§ **INSTRUCTIONS TO FOLLOW**
A single figure is expected: how many lines of the data that follows contain the word "name".

[MATERIAL FOR THIS EXERCISE]

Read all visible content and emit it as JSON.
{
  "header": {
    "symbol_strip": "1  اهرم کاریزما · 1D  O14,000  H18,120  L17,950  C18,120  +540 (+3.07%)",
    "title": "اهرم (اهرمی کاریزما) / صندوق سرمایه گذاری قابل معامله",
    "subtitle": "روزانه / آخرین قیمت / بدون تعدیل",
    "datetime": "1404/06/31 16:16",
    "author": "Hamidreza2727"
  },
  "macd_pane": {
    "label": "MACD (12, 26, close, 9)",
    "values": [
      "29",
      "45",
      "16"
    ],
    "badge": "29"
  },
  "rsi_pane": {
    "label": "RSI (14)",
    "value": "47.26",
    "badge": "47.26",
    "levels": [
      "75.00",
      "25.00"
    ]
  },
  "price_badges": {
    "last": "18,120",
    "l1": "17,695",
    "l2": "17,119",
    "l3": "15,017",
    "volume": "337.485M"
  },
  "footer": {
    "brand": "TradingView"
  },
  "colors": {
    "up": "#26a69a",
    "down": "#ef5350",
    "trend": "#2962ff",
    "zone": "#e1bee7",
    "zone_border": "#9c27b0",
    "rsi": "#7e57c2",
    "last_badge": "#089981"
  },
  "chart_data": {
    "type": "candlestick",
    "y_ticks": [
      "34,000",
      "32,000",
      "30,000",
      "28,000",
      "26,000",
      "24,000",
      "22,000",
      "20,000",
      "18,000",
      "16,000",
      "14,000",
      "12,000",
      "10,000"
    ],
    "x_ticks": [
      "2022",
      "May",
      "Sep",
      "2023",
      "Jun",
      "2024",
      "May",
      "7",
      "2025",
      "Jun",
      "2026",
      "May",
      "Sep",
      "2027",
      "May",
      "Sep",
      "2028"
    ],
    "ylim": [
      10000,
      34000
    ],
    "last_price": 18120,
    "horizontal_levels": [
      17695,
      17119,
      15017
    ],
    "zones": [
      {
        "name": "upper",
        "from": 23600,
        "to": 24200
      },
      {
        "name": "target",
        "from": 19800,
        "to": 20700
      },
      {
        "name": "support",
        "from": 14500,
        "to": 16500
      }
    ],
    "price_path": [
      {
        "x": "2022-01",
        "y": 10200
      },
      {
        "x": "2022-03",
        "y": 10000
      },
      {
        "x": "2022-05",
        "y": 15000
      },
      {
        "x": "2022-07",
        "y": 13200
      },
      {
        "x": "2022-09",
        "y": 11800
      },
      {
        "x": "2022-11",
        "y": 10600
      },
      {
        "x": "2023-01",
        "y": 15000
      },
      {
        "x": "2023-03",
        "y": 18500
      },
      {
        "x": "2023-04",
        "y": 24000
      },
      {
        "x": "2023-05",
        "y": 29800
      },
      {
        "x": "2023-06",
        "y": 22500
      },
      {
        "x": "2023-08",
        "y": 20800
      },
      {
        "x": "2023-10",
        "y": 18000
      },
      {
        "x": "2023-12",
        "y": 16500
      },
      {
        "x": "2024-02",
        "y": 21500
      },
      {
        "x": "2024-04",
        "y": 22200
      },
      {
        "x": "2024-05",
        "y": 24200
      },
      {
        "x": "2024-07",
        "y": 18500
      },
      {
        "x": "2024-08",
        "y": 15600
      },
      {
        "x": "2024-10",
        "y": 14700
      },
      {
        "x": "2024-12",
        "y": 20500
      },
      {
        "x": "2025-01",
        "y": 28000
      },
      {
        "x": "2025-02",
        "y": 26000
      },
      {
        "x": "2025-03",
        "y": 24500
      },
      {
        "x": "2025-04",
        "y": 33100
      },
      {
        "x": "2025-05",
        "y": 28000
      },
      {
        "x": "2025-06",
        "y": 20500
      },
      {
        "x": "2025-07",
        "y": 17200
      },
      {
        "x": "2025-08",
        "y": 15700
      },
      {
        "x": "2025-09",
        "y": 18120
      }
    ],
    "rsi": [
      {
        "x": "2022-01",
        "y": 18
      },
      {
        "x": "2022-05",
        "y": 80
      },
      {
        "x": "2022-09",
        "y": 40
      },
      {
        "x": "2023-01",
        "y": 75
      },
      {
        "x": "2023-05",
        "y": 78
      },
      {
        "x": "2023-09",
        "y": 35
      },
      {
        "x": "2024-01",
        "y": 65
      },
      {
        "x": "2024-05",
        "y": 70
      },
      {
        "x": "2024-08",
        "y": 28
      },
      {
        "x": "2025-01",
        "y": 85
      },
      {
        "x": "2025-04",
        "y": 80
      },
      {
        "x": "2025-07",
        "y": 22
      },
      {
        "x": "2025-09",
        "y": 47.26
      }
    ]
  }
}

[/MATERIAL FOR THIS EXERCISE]

§ **ANSWER TO THE PROBLEM**
3